U.S. officials do not deny collecting intelligence from the consulate in Chengdu but insist that it functioned the same as any diplomatic mission run by the United States or other nations.
A second U.S. official, who like the first was not authorized to discuss the matter publicly and spoke on condition of anonymity, said Chengdu was important for “understanding and messaging the Chinese people and especially the people in that district, which includes Tibet.”
But the officials said that those efforts were hamstrung by Chinese regulations and that China enjoyed far greater access from its Houston consulate than U.S. diplomats did in Chengdu.
The U.S. has had a consulate in Chengdu for 35 years, but its presence in southwest China predates that.

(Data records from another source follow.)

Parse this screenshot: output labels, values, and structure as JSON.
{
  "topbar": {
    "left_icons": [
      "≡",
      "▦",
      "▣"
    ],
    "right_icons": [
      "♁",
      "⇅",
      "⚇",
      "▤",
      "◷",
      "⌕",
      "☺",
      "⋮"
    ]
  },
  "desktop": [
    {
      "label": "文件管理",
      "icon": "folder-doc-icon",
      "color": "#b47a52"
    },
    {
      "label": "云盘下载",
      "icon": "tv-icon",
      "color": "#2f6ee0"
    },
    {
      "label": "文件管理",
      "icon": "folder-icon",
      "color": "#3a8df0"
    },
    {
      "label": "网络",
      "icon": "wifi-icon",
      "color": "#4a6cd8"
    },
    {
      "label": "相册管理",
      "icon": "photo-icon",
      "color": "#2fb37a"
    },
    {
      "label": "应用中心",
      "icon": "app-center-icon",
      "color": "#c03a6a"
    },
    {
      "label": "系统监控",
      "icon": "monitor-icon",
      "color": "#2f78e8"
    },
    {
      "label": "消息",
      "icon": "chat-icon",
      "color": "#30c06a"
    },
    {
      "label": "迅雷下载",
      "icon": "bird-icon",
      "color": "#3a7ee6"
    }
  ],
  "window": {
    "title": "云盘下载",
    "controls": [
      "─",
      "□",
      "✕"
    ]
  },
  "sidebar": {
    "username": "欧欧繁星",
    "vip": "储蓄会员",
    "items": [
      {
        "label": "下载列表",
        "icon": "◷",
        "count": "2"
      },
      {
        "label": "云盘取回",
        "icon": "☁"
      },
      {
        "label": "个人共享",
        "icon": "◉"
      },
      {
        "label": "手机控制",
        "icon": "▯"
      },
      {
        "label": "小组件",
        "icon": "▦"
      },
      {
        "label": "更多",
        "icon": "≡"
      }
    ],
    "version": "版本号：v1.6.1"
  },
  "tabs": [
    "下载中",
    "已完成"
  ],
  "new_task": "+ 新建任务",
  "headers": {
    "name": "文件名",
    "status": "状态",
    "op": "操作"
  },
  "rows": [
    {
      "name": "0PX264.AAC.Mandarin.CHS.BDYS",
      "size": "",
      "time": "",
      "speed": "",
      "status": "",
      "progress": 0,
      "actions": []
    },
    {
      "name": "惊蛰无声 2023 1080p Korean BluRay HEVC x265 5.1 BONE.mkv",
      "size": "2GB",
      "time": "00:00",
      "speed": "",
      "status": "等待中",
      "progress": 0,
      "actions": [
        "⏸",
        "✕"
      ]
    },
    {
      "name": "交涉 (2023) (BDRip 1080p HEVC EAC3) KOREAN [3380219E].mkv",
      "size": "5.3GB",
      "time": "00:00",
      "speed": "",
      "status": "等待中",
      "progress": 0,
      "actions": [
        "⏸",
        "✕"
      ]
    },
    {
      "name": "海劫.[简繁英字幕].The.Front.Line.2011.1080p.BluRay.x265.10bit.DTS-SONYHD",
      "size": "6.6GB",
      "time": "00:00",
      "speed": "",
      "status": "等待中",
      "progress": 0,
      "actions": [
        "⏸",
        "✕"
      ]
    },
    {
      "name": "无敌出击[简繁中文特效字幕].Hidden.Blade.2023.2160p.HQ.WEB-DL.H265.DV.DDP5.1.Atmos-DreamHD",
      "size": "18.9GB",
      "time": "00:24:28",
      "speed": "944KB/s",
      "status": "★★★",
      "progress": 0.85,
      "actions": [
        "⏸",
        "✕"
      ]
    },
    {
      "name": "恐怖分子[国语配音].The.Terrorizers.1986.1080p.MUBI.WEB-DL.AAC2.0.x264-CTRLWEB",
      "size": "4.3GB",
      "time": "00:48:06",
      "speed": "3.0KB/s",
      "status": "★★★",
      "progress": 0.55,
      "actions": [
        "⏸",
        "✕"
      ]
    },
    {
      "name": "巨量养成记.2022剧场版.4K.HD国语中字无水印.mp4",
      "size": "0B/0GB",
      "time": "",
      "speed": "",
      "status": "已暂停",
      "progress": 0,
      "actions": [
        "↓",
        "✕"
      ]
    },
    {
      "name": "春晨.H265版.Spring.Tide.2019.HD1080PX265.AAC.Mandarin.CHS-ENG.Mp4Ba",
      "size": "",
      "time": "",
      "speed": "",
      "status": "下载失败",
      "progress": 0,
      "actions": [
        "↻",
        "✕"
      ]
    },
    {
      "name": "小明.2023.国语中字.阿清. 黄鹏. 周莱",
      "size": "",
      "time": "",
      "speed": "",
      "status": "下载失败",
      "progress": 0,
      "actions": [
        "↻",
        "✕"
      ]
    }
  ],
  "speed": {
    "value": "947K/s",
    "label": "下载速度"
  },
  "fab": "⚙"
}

During World War II, American planes airlifted supplies to Chinese troops in the area from bases in India and Burma, now called Myanmar, in a drive to hold back the Japanese advance.
For many years, it was the lone foreign consulate in…